*** Source records ***

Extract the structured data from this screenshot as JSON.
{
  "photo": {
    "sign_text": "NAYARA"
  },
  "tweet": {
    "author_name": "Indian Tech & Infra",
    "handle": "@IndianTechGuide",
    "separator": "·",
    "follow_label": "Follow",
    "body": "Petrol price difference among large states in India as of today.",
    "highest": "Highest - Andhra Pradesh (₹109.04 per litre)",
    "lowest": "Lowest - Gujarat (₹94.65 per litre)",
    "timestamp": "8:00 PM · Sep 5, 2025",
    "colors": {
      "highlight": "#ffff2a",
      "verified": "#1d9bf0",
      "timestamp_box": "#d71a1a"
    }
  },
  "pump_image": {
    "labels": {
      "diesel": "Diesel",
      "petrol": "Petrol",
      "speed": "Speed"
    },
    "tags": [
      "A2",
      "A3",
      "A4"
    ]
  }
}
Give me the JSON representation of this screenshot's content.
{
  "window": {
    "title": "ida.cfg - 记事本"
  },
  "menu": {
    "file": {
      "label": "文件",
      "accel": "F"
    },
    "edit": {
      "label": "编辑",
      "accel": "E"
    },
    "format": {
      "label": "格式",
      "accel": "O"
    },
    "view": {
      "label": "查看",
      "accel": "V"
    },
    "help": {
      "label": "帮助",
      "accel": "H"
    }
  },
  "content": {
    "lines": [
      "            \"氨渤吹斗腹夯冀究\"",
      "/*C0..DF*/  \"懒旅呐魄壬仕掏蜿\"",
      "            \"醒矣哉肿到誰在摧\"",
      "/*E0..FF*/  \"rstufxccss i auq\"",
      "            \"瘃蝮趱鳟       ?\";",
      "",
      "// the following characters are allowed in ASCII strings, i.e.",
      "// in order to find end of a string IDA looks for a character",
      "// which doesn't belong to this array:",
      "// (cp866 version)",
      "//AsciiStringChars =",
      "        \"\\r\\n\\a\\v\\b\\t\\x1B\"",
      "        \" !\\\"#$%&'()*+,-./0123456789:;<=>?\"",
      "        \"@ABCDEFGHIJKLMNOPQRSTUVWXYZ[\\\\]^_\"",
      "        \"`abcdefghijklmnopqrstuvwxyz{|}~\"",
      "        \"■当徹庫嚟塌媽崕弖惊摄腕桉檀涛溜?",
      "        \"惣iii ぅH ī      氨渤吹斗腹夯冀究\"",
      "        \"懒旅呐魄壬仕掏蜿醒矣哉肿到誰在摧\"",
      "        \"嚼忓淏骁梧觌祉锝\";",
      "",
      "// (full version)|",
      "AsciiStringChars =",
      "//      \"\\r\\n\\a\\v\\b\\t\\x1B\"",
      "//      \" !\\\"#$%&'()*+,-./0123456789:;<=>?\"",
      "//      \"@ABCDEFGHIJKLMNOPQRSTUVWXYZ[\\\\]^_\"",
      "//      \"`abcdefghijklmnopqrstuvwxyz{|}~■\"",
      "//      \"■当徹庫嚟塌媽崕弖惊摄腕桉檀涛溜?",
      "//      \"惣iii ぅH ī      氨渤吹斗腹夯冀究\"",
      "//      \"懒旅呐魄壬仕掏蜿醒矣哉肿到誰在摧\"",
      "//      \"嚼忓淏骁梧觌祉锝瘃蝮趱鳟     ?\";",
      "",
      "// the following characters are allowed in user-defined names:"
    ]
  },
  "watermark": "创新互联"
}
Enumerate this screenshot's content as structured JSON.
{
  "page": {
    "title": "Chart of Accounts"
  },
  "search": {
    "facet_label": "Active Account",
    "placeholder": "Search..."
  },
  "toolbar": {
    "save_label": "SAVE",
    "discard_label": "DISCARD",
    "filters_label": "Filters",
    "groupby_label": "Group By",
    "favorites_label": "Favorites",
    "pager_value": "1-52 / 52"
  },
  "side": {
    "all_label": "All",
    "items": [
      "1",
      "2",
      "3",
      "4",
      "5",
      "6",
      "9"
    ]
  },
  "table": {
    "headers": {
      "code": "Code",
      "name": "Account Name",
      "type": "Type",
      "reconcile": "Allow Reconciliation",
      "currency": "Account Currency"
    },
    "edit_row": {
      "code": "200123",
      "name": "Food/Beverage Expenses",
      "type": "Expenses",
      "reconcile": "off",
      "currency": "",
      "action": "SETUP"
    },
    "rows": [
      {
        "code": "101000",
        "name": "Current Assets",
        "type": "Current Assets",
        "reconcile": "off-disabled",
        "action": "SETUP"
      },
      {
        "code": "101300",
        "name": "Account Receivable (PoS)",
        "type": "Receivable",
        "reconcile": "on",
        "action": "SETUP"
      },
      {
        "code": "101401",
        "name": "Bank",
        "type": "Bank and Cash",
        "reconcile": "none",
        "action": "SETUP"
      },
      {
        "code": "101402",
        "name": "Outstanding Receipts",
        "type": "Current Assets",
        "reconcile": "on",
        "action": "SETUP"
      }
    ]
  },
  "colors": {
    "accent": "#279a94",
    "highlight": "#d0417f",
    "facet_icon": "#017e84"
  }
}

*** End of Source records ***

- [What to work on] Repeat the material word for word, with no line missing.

- [Output for this exercise]
Extract the structured data from this screenshot as JSON.
{
  "photo": {
    "sign_text": "NAYARA"
  },
  "tweet": {
    "author_name": "Indian Tech & Infra",
    "handle": "@IndianTechGuide",
    "separator": "·",
    "follow_label": "Follow",
    "body": "Petrol price difference among large states in India as of today.",
    "highest": "Highest - Andhra Pradesh (₹109.04 per litre)",
    "lowest": "Lowest - Gujarat (₹94.65 per litre)",
    "timestamp": "8:00 PM · Sep 5, 2025",
    "colors": {
      "highlight": "#ffff2a",
      "verified": "#1d9bf0",
      "timestamp_box": "#d71a1a"
    }
  },
  "pump_image": {
    "labels": {
      "diesel": "Diesel",
      "petrol": "Petrol",
      "speed": "Speed"
    },
    "tags": [
      "A2",
      "A3",
      "A4"
    ]
  }
}
Give me the JSON representation of this screenshot's content.
{
  "window": {
    "title": "ida.cfg - 记事本"
  },
  "menu": {
    "file": {
      "label": "文件",
      "accel": "F"
    },
    "edit": {
      "label": "编辑",
      "accel": "E"
    },
    "format": {
      "label": "格式",
      "accel": "O"
    },
    "view": {
      "label": "查看",
      "accel": "V"
    },
    "help": {
      "label": "帮助",
      "accel": "H"
    }
  },
  "content": {
    "lines": [
      "            \"氨渤吹斗腹夯冀究\"",
      "/*C0..DF*/  \"懒旅呐魄壬仕掏蜿\"",
      "            \"醒矣哉肿到誰在摧\"",
      "/*E0..FF*/  \"rstufxccss i auq\"",
      "            \"瘃蝮趱鳟       ?\";",
      "",
      "// the following characters are allowed in ASCII strings, i.e.",
      "// in order to find end of a string IDA looks for a character",
      "// which doesn't belong to this array:",
      "// (cp866 version)",
      "//AsciiStringChars =",
      "        \"\\r\\n\\a\\v\\b\\t\\x1B\"",
      "        \" !\\\"#$%&'()*+,-./0123456789:;<=>?\"",
      "        \"@ABCDEFGHIJKLMNOPQRSTUVWXYZ[\\\\]^_\"",
      "        \"`abcdefghijklmnopqrstuvwxyz{|}~\"",
      "        \"■当徹庫嚟塌媽崕弖惊摄腕桉檀涛溜?",
      "        \"惣iii ぅH ī      氨渤吹斗腹夯冀究\"",
      "        \"懒旅呐魄壬仕掏蜿醒矣哉肿到誰在摧\"",
      "        \"嚼忓淏骁梧觌祉锝\";",
      "",
      "// (full version)|",
      "AsciiStringChars =",
      "//      \"\\r\\n\\a\\v\\b\\t\\x1B\"",
      "//      \" !\\\"#$%&'()*+,-./0123456789:;<=>?\"",
      "//      \"@ABCDEFGHIJKLMNOPQRSTUVWXYZ[\\\\]^_\"",
      "//      \"`abcdefghijklmnopqrstuvwxyz{|}~■\"",
      "//      \"■当徹庫嚟塌媽崕弖惊摄腕桉檀涛溜?",
      "//      \"惣iii ぅH ī      氨渤吹斗腹夯冀究\"",
      "//      \"懒旅呐魄壬仕掏蜿醒矣哉肿到誰在摧\"",
      "//      \"嚼忓淏骁梧觌祉锝瘃蝮趱鳟     ?\";",
      "",
      "// the following characters are allowed in user-defined names:"
    ]
  },
  "watermark": "创新互联"
}
Enumerate this screenshot's content as structured JSON.
{
  "page": {
    "title": "Chart of Accounts"
  },
  "search": {
    "facet_label": "Active Account",
    "placeholder": "Search..."
  },
  "toolbar": {
    "save_label": "SAVE",
    "discard_label": "DISCARD",
    "filters_label": "Filters",
    "groupby_label": "Group By",
    "favorites_label": "Favorites",
    "pager_value": "1-52 / 52"
  },
  "side": {
    "all_label": "All",
    "items": [
      "1",
      "2",
      "3",
      "4",
      "5",
      "6",
      "9"
    ]
  },
  "table": {
    "headers": {
      "code": "Code",
      "name": "Account Name",
      "type": "Type",
      "reconcile": "Allow Reconciliation",
      "currency": "Account Currency"
    },
    "edit_row": {
      "code": "200123",
      "name": "Food/Beverage Expenses",
      "type": "Expenses",
      "reconcile": "off",
      "currency": "",
      "action": "SETUP"
    },
    "rows": [
      {
        "code": "101000",
        "name": "Current Assets",
        "type": "Current Assets",
        "reconcile": "off-disabled",
        "action": "SETUP"
      },
      {
        "code": "101300",
        "name": "Account Receivable (PoS)",
        "type": "Receivable",
        "reconcile": "on",
        "action": "SETUP"
      },
      {
        "code": "101401",
        "name": "Bank",
        "type": "Bank and Cash",
        "reconcile": "none",
        "action": "SETUP"
      },
      {
        "code": "101402",
        "name": "Outstanding Receipts",
        "type": "Current Assets",
        "reconcile": "on",
        "action": "SETUP"
      }
    ]
  },
  "colors": {
    "accent": "#279a94",
    "highlight": "#d0417f",
    "facet_icon": "#017e84"
  }
}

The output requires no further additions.